- [Task description] Exclude every picture and return the remaining entries below verbatim.

#### Given entries ####

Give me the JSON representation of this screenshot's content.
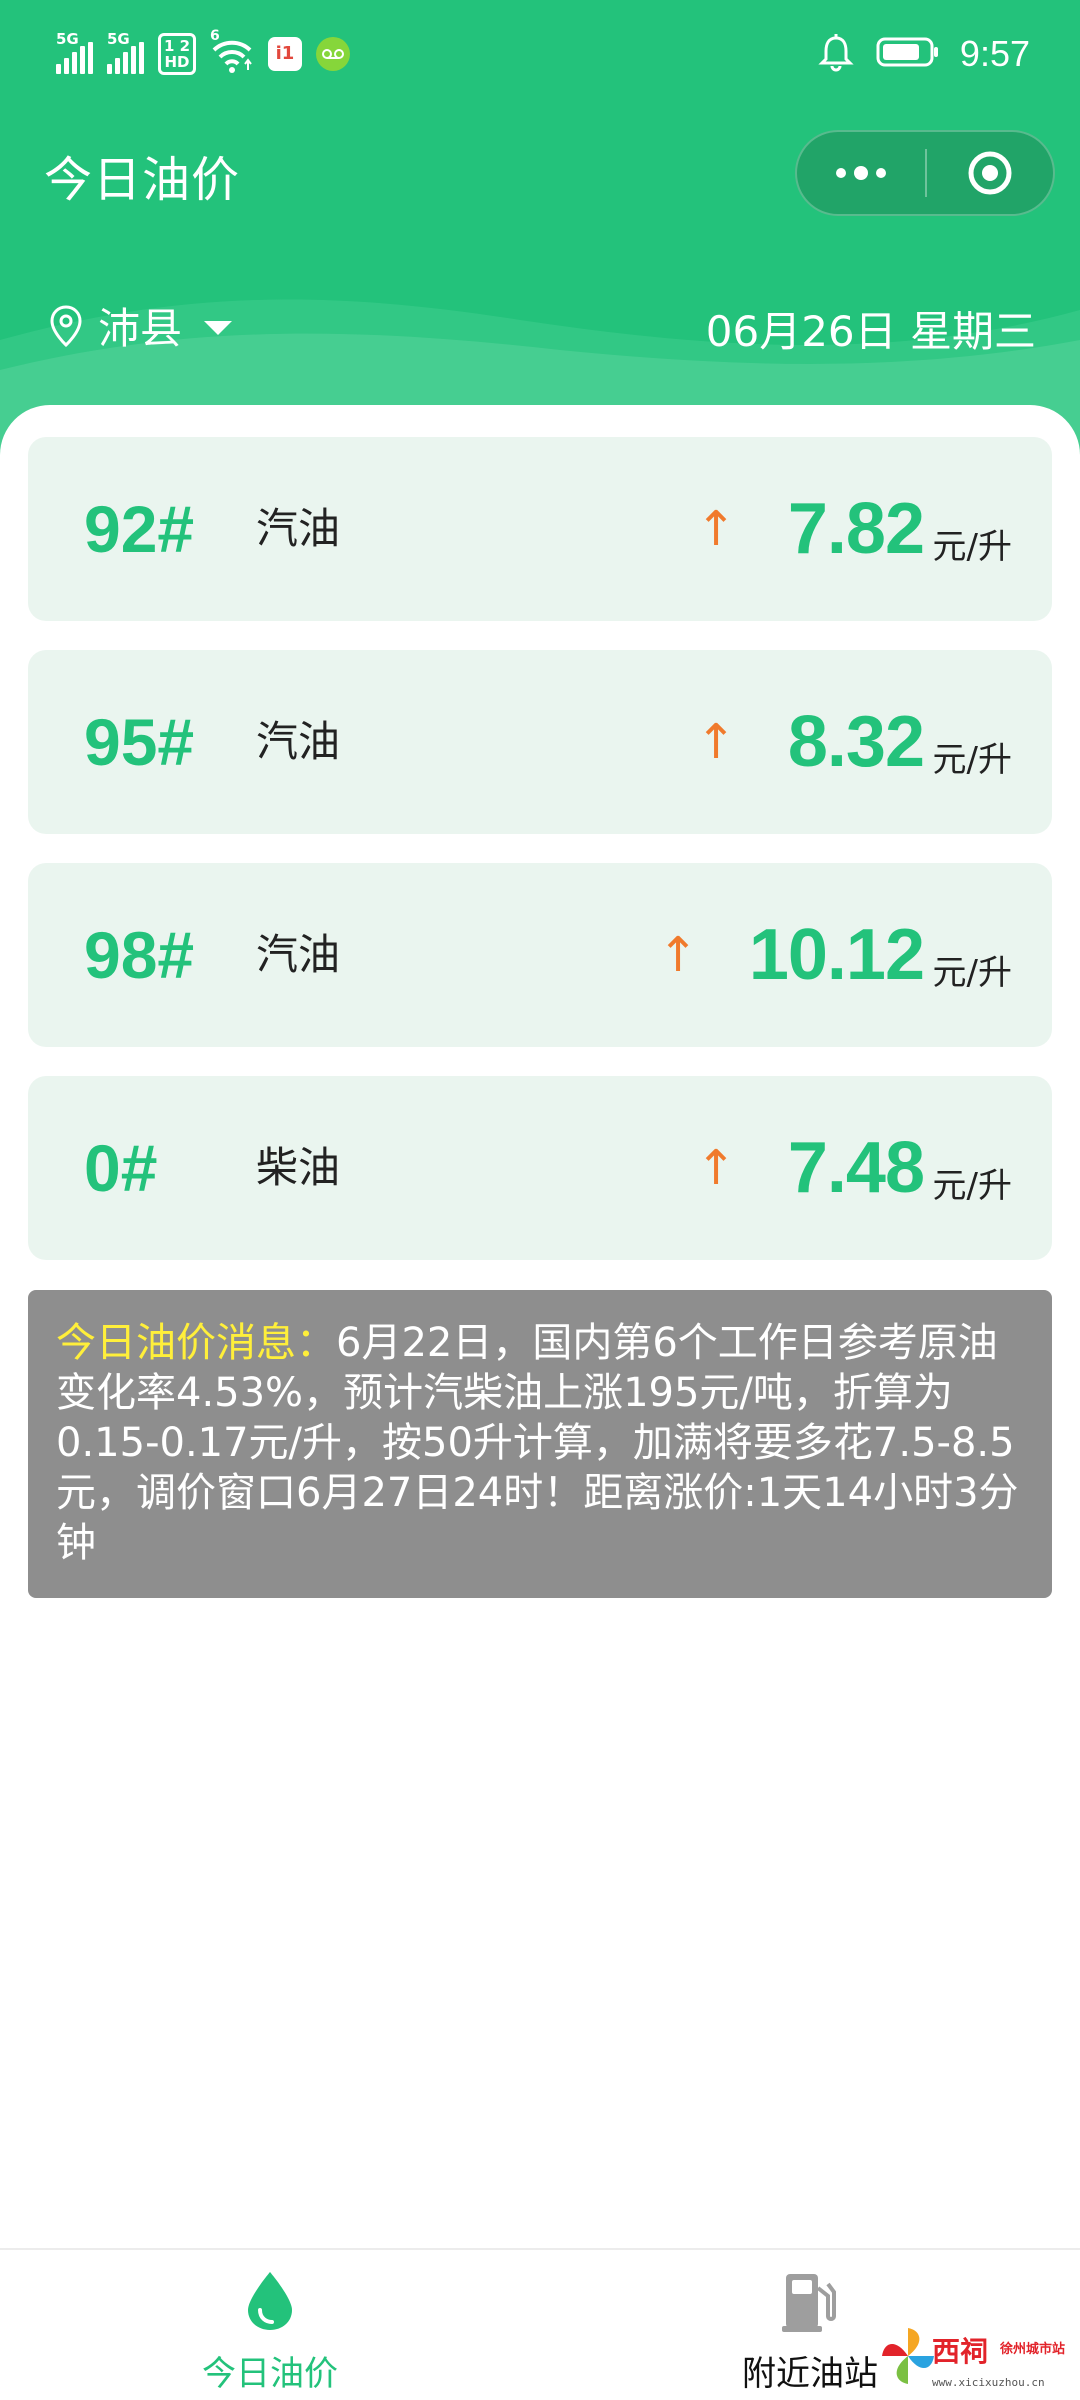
{
  "status_bar": {
    "signal1_label": "5G",
    "signal2_label": "5G",
    "hd_label_top": "1 2",
    "hd_label_bottom": "HD",
    "wifi_label": "6",
    "app_badge": "i1",
    "time": "9:57"
  },
  "nav": {
    "title": "今日油价"
  },
  "location": {
    "city": "沛县",
    "date": "06月26日 星期三"
  },
  "prices": [
    {
      "grade": "92#",
      "fuel": "汽油",
      "arrow": "↑",
      "price": "7.82",
      "unit": "元/升"
    },
    {
      "grade": "95#",
      "fuel": "汽油",
      "arrow": "↑",
      "price": "8.32",
      "unit": "元/升"
    },
    {
      "grade": "98#",
      "fuel": "汽油",
      "arrow": "↑",
      "price": "10.12",
      "unit": "元/升"
    },
    {
      "grade": "0#",
      "fuel": "柴油",
      "arrow": "↑",
      "price": "7.48",
      "unit": "元/升"
    }
  ],
  "news": {
    "label": "今日油价消息：",
    "text": "6月22日，国内第6个工作日参考原油变化率4.53%，预计汽柴油上涨195元/吨，折算为0.15-0.17元/升，按50升计算，加满将要多花7.5-8.5元，调价窗口6月27日24时！距离涨价:1天14小时3分钟"
  },
  "tabbar": {
    "tab1_label": "今日油价",
    "tab2_label": "附近油站"
  },
  "watermark": {
    "title": "西祠",
    "sub": "徐州城市站",
    "url": "www.xicixuzhou.cn"
  },
  "colors": {
    "brand_green": "#23c27b",
    "arrow_orange": "#f07a2c",
    "news_bg": "#8e8e8e",
    "news_highlight": "#ffef3a",
    "card_bg": "#eaf5ef"
  }
}
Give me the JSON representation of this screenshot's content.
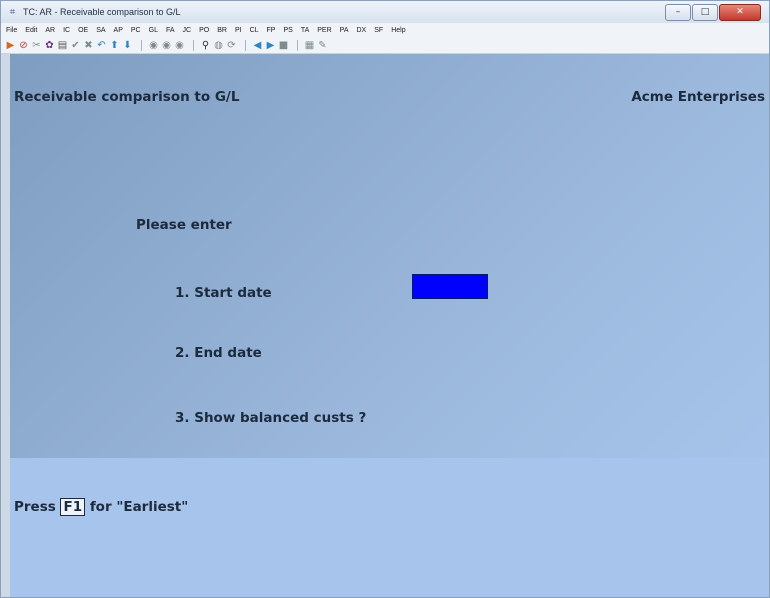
{
  "window": {
    "title": "TC: AR - Receivable comparison to G/L",
    "controls": {
      "minimize": "–",
      "maximize": "□",
      "close": "✕"
    }
  },
  "menu": [
    "File",
    "Edit",
    "AR",
    "IC",
    "OE",
    "SA",
    "AP",
    "PC",
    "GL",
    "FA",
    "JC",
    "PO",
    "BR",
    "PI",
    "CL",
    "FP",
    "PS",
    "TA",
    "PER",
    "PA",
    "DX",
    "SF",
    "Help"
  ],
  "toolbar": {
    "groups": [
      [
        {
          "icon": "run-icon",
          "glyph": "▶",
          "color": "#d2691e"
        },
        {
          "icon": "stop-icon",
          "glyph": "⊘",
          "color": "#c0392b"
        },
        {
          "icon": "cut-icon",
          "glyph": "✂",
          "color": "#7f8c8d"
        },
        {
          "icon": "settings-icon",
          "glyph": "✿",
          "color": "#6c3483"
        },
        {
          "icon": "print-icon",
          "glyph": "▤",
          "color": "#555555"
        },
        {
          "icon": "check-icon",
          "glyph": "✔",
          "color": "#7f8c8d"
        },
        {
          "icon": "delete-icon",
          "glyph": "✖",
          "color": "#7f8c8d"
        },
        {
          "icon": "undo-icon",
          "glyph": "↶",
          "color": "#2e86c1"
        },
        {
          "icon": "up-arrow-icon",
          "glyph": "⬆",
          "color": "#2e86c1"
        },
        {
          "icon": "down-arrow-icon",
          "glyph": "⬇",
          "color": "#2e86c1"
        }
      ],
      [
        {
          "icon": "record-1-icon",
          "glyph": "◉",
          "color": "#7f8c8d"
        },
        {
          "icon": "record-2-icon",
          "glyph": "◉",
          "color": "#7f8c8d"
        },
        {
          "icon": "record-3-icon",
          "glyph": "◉",
          "color": "#7f8c8d"
        }
      ],
      [
        {
          "icon": "find-icon",
          "glyph": "⚲",
          "color": "#333333"
        },
        {
          "icon": "zoom-icon",
          "glyph": "◍",
          "color": "#7f8c8d"
        },
        {
          "icon": "refresh-icon",
          "glyph": "⟳",
          "color": "#7f8c8d"
        }
      ],
      [
        {
          "icon": "previous-icon",
          "glyph": "◀",
          "color": "#2e86c1"
        },
        {
          "icon": "next-icon",
          "glyph": "▶",
          "color": "#2e86c1"
        },
        {
          "icon": "stop-record-icon",
          "glyph": "■",
          "color": "#7f8c8d"
        }
      ],
      [
        {
          "icon": "calculator-icon",
          "glyph": "▦",
          "color": "#7f8c8d"
        },
        {
          "icon": "notes-icon",
          "glyph": "✎",
          "color": "#7f8c8d"
        }
      ]
    ]
  },
  "screen": {
    "heading": "Receivable comparison to G/L",
    "company": "Acme Enterprises",
    "prompt": "Please enter",
    "fields": [
      {
        "label": "1. Start date"
      },
      {
        "label": "2. End date"
      },
      {
        "label": "3. Show balanced custs ?"
      }
    ],
    "message": {
      "prefix": "Press",
      "key": "F1",
      "suffix": "for \"Earliest\""
    }
  },
  "colors": {
    "active_field": "#0000ff",
    "text": "#1c2a3d"
  }
}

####

- [Output of the task]
Give me the JSON representation of this screenshot's content.
{
  "status_bar": {
    "signal1_label": "5G",
    "signal2_label": "5G",
    "hd_label_top": "1 2",
    "hd_label_bottom": "HD",
    "wifi_label": "6",
    "app_badge": "i1",
    "time": "9:57"
  },
  "nav": {
    "title": "今日油价"
  },
  "location": {
    "city": "沛县",
    "date": "06月26日 星期三"
  },
  "prices": [
    {
      "grade": "92#",
      "fuel": "汽油",
      "arrow": "↑",
      "price": "7.82",
      "unit": "元/升"
    },
    {
      "grade": "95#",
      "fuel": "汽油",
      "arrow": "↑",
      "price": "8.32",
      "unit": "元/升"
    },
    {
      "grade": "98#",
      "fuel": "汽油",
      "arrow": "↑",
      "price": "10.12",
      "unit": "元/升"
    },
    {
      "grade": "0#",
      "fuel": "柴油",
      "arrow": "↑",
      "price": "7.48",
      "unit": "元/升"
    }
  ],
  "news": {
    "label": "今日油价消息：",
    "text": "6月22日，国内第6个工作日参考原油变化率4.53%，预计汽柴油上涨195元/吨，折算为0.15-0.17元/升，按50升计算，加满将要多花7.5-8.5元，调价窗口6月27日24时！距离涨价:1天14小时3分钟"
  },
  "tabbar": {
    "tab1_label": "今日油价",
    "tab2_label": "附近油站"
  },
  "watermark": {
    "title": "西祠",
    "sub": "徐州城市站",
    "url": "www.xicixuzhou.cn"
  },
  "colors": {
    "brand_green": "#23c27b",
    "arrow_orange": "#f07a2c",
    "news_bg": "#8e8e8e",
    "news_highlight": "#ffef3a",
    "card_bg": "#eaf5ef"
  }
}
Give me the JSON representation of this screenshot's content.
{
  "window": {
    "title": "TC: AR - Receivable comparison to G/L",
    "controls": {
      "minimize": "–",
      "maximize": "□",
      "close": "✕"
    }
  },
  "menu": [
    "File",
    "Edit",
    "AR",
    "IC",
    "OE",
    "SA",
    "AP",
    "PC",
    "GL",
    "FA",
    "JC",
    "PO",
    "BR",
    "PI",
    "CL",
    "FP",
    "PS",
    "TA",
    "PER",
    "PA",
    "DX",
    "SF",
    "Help"
  ],
  "toolbar": {
    "groups": [
      [
        {
          "icon": "run-icon",
          "glyph": "▶",
          "color": "#d2691e"
        },
        {
          "icon": "stop-icon",
          "glyph": "⊘",
          "color": "#c0392b"
        },
        {
          "icon": "cut-icon",
          "glyph": "✂",
          "color": "#7f8c8d"
        },
        {
          "icon": "settings-icon",
          "glyph": "✿",
          "color": "#6c3483"
        },
        {
          "icon": "print-icon",
          "glyph": "▤",
          "color": "#555555"
        },
        {
          "icon": "check-icon",
          "glyph": "✔",
          "color": "#7f8c8d"
        },
        {
          "icon": "delete-icon",
          "glyph": "✖",
          "color": "#7f8c8d"
        },
        {
          "icon": "undo-icon",
          "glyph": "↶",
          "color": "#2e86c1"
        },
        {
          "icon": "up-arrow-icon",
          "glyph": "⬆",
          "color": "#2e86c1"
        },
        {
          "icon": "down-arrow-icon",
          "glyph": "⬇",
          "color": "#2e86c1"
        }
      ],
      [
        {
          "icon": "record-1-icon",
          "glyph": "◉",
          "color": "#7f8c8d"
        },
        {
          "icon": "record-2-icon",
          "glyph": "◉",
          "color": "#7f8c8d"
        },
        {
          "icon": "record-3-icon",
          "glyph": "◉",
          "color": "#7f8c8d"
        }
      ],
      [
        {
          "icon": "find-icon",
          "glyph": "⚲",
          "color": "#333333"
        },
        {
          "icon": "zoom-icon",
          "glyph": "◍",
          "color": "#7f8c8d"
        },
        {
          "icon": "refresh-icon",
          "glyph": "⟳",
          "color": "#7f8c8d"
        }
      ],
      [
        {
          "icon": "previous-icon",
          "glyph": "◀",
          "color": "#2e86c1"
        },
        {
          "icon": "next-icon",
          "glyph": "▶",
          "color": "#2e86c1"
        },
        {
          "icon": "stop-record-icon",
          "glyph": "■",
          "color": "#7f8c8d"
        }
      ],
      [
        {
          "icon": "calculator-icon",
          "glyph": "▦",
          "color": "#7f8c8d"
        },
        {
          "icon": "notes-icon",
          "glyph": "✎",
          "color": "#7f8c8d"
        }
      ]
    ]
  },
  "screen": {
    "heading": "Receivable comparison to G/L",
    "company": "Acme Enterprises",
    "prompt": "Please enter",
    "fields": [
      {
        "label": "1. Start date"
      },
      {
        "label": "2. End date"
      },
      {
        "label": "3. Show balanced custs ?"
      }
    ],
    "message": {
      "prefix": "Press",
      "key": "F1",
      "suffix": "for \"Earliest\""
    }
  },
  "colors": {
    "active_field": "#0000ff",
    "text": "#1c2a3d"
  }
}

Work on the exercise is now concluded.